### Input data
━━━━

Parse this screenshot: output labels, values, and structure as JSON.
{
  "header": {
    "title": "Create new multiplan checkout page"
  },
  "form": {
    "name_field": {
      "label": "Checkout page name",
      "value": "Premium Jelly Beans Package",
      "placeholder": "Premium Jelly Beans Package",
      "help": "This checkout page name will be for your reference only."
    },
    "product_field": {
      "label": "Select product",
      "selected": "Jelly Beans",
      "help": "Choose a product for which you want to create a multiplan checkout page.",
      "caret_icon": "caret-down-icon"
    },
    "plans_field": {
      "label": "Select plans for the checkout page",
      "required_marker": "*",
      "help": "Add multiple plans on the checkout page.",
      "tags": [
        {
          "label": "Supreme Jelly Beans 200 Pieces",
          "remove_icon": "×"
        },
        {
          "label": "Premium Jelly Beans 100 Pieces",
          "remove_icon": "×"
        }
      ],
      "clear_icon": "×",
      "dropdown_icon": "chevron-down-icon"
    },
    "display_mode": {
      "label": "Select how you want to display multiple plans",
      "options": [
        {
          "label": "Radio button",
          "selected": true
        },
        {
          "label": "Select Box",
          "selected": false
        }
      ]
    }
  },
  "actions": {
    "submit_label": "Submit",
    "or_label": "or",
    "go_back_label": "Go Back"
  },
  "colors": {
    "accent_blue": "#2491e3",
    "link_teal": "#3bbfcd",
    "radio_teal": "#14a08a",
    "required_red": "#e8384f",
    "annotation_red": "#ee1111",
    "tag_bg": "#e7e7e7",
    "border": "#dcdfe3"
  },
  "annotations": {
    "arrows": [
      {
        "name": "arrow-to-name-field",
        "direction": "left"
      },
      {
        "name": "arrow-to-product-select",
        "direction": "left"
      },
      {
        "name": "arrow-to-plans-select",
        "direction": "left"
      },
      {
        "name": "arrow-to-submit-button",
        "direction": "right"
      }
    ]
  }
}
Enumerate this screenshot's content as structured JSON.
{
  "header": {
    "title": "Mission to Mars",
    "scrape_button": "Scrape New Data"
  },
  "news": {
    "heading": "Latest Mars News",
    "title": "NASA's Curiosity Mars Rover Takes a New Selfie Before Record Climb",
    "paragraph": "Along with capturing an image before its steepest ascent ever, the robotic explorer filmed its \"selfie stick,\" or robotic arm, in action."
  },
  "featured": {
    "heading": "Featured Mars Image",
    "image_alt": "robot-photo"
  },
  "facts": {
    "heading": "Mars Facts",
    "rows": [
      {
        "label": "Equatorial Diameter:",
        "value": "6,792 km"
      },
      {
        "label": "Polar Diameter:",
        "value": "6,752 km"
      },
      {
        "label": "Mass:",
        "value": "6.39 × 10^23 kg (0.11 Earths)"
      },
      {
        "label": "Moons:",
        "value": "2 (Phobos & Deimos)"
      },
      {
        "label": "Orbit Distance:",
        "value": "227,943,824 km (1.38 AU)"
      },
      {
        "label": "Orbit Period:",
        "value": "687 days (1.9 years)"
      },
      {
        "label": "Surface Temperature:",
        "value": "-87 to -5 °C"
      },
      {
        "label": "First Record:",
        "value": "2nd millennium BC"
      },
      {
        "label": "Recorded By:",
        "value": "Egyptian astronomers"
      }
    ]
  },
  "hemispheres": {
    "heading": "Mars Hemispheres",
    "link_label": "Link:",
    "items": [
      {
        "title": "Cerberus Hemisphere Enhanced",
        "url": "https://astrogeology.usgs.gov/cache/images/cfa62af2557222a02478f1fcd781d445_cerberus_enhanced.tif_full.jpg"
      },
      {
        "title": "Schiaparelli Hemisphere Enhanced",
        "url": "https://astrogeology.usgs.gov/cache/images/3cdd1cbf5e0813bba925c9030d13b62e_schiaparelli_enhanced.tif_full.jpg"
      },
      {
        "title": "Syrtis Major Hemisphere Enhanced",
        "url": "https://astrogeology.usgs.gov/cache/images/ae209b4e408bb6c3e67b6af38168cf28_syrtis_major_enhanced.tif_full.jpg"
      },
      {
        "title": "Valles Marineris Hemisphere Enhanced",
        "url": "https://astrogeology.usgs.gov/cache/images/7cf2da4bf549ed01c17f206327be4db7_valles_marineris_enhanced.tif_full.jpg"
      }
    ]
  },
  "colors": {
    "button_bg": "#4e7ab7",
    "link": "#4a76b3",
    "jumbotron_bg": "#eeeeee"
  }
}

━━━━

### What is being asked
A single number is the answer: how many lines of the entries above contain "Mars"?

### Solution for this problem
6